Once the walls of the building were in place, Bam was faced with the task of installing the main bowl’s huge, 10m-deep roof truss. This was split into two sections, each weighing around 200 tonnes. Two of the largest cranes in the UK were delivered to site, each split into four sections and assembled over a period of four weeks. The cranes then lifted the 50m-wide roof sections into place before they were joined in the middle, the whole process taking about eight days.

The fit-out was almost as complex, requiring assemblies of geometric shapes to act as sound dampeners in order to control echo from the live music.
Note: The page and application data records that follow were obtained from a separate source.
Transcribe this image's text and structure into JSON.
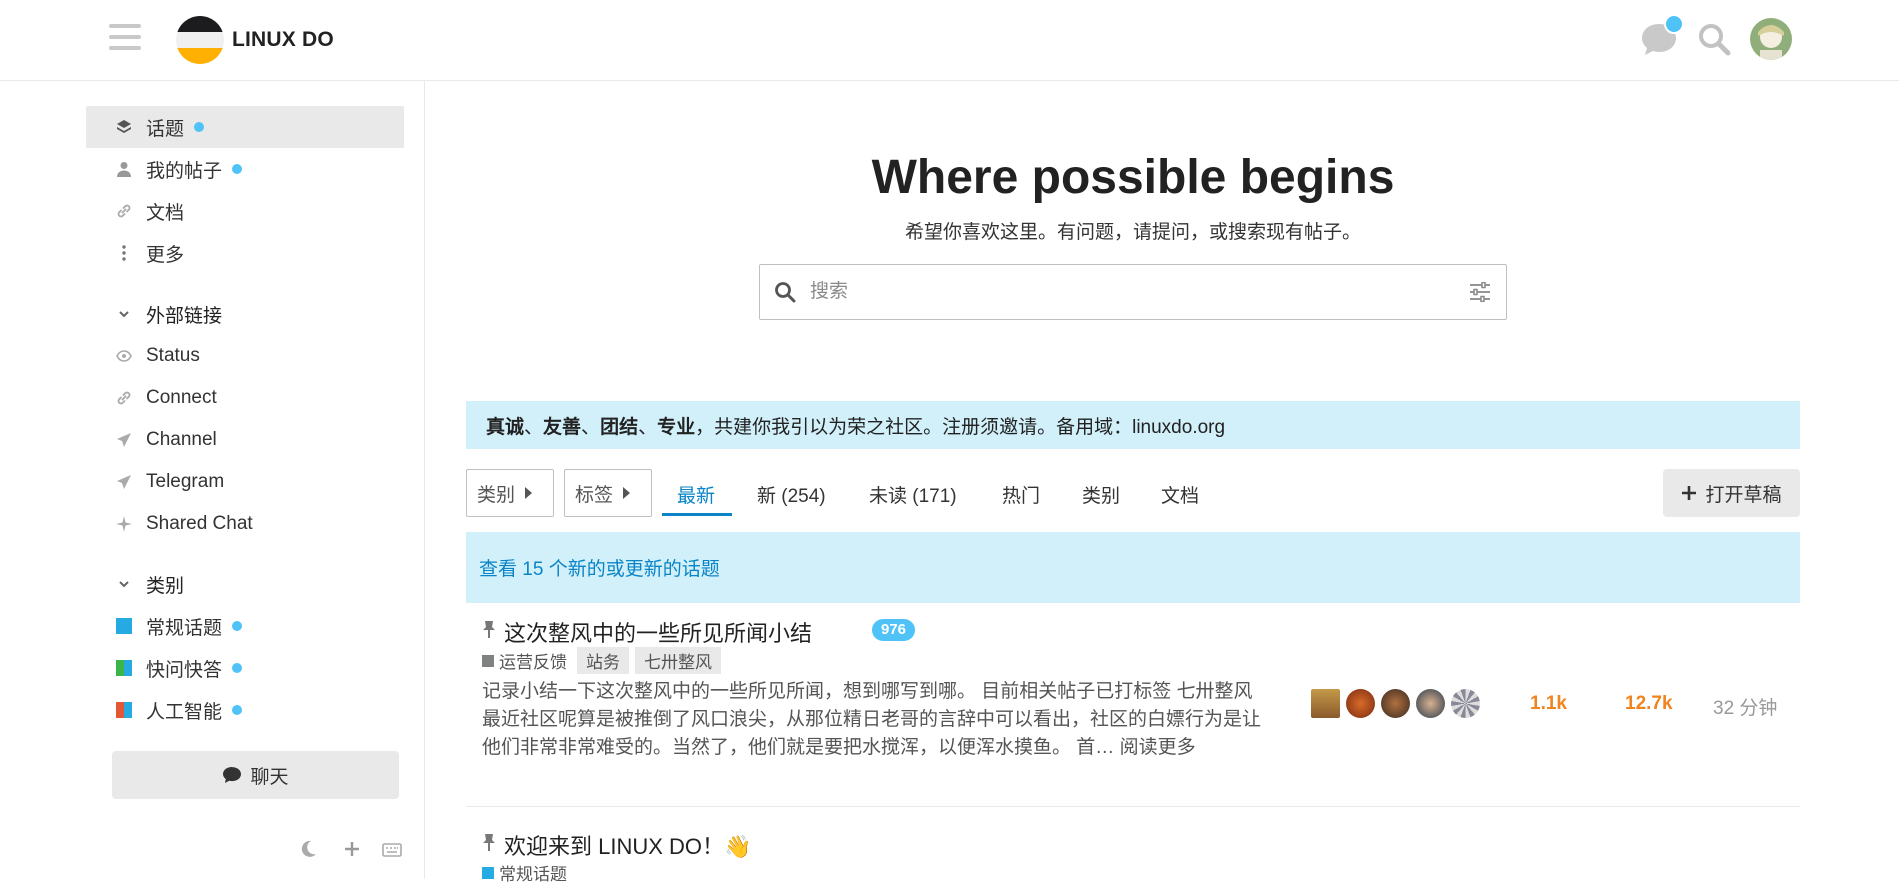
{
  "header": {
    "site_title": "LINUX DO",
    "icons": [
      "hamburger-icon",
      "chat-icon",
      "search-icon",
      "user-avatar"
    ]
  },
  "sidebar": {
    "nav": [
      {
        "label": "话题",
        "icon": "layers-icon",
        "dot": true,
        "active": true
      },
      {
        "label": "我的帖子",
        "icon": "user-icon",
        "dot": true
      },
      {
        "label": "文档",
        "icon": "link-icon"
      },
      {
        "label": "更多",
        "icon": "more-vertical-icon"
      }
    ],
    "external_section": "外部链接",
    "external": [
      {
        "label": "Status",
        "icon": "eye-icon"
      },
      {
        "label": "Connect",
        "icon": "link-icon"
      },
      {
        "label": "Channel",
        "icon": "paper-plane-icon"
      },
      {
        "label": "Telegram",
        "icon": "paper-plane-icon"
      },
      {
        "label": "Shared Chat",
        "icon": "sparkle-icon"
      }
    ],
    "categories_section": "类别",
    "categories": [
      {
        "label": "常规话题",
        "color": "#25aae2"
      },
      {
        "label": "快问快答",
        "color": "#3ab54a",
        "color2": "#25aae2"
      },
      {
        "label": "人工智能",
        "color": "#e45735",
        "color2": "#25aae2"
      }
    ],
    "chat_button": "聊天"
  },
  "hero": {
    "title": "Where possible begins",
    "subtitle": "希望你喜欢这里。有问题，请提问，或搜索现有帖子。",
    "search_placeholder": "搜索"
  },
  "banner": {
    "b1": "真诚",
    "s1": "、",
    "b2": "友善",
    "s2": "、",
    "b3": "团结",
    "s3": "、",
    "b4": "专业",
    "rest": "，共建你我引以为荣之社区。注册须邀请。备用域：linuxdo.org"
  },
  "navbar": {
    "category_dropdown": "类别",
    "tag_dropdown": "标签",
    "tabs": [
      "最新",
      "新 (254)",
      "未读 (171)",
      "热门",
      "类别",
      "文档"
    ],
    "draft_button": "打开草稿"
  },
  "new_topics_notice": "查看 15 个新的或更新的话题",
  "topics": [
    {
      "title": "这次整风中的一些所见所闻小结",
      "badge": "976",
      "category": "运营反馈",
      "category_color": "#808281",
      "tags": [
        "站务",
        "七卅整风"
      ],
      "excerpt": "记录小结一下这次整风中的一些所见所闻，想到哪写到哪。 目前相关帖子已打标签 七卅整风 最近社区呢算是被推倒了风口浪尖，从那位精日老哥的言辞中可以看出，社区的白嫖行为是让他们非常非常难受的。当然了，他们就是要把水搅浑，以便浑水摸鱼。 首…",
      "read_more": "阅读更多",
      "replies": "1.1k",
      "views": "12.7k",
      "activity": "32 分钟"
    },
    {
      "title": "欢迎来到 LINUX DO！👋",
      "category": "常规话题",
      "category_color": "#25aae2"
    }
  ]
}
Although the building appears cube-shaped, it is actually more of a rhombus, with angled walls both on the outside and inside. This is to stop sound bouncing directly off one wall and then reflecting off the opposite wall, which would harm the sound quality. 

Despite the years of high inflation since the scheme started, Turner & Townsend says it has been delivered under budget. This would be particularly impressive given the challenges of the site and the sheer size of the building. The wonder of it all has not yet worn off Turner & Townsend project director Daniel Howarth. “I still get blown away every time I come in here,” he says. Soon, the rest of the UK will know what he means.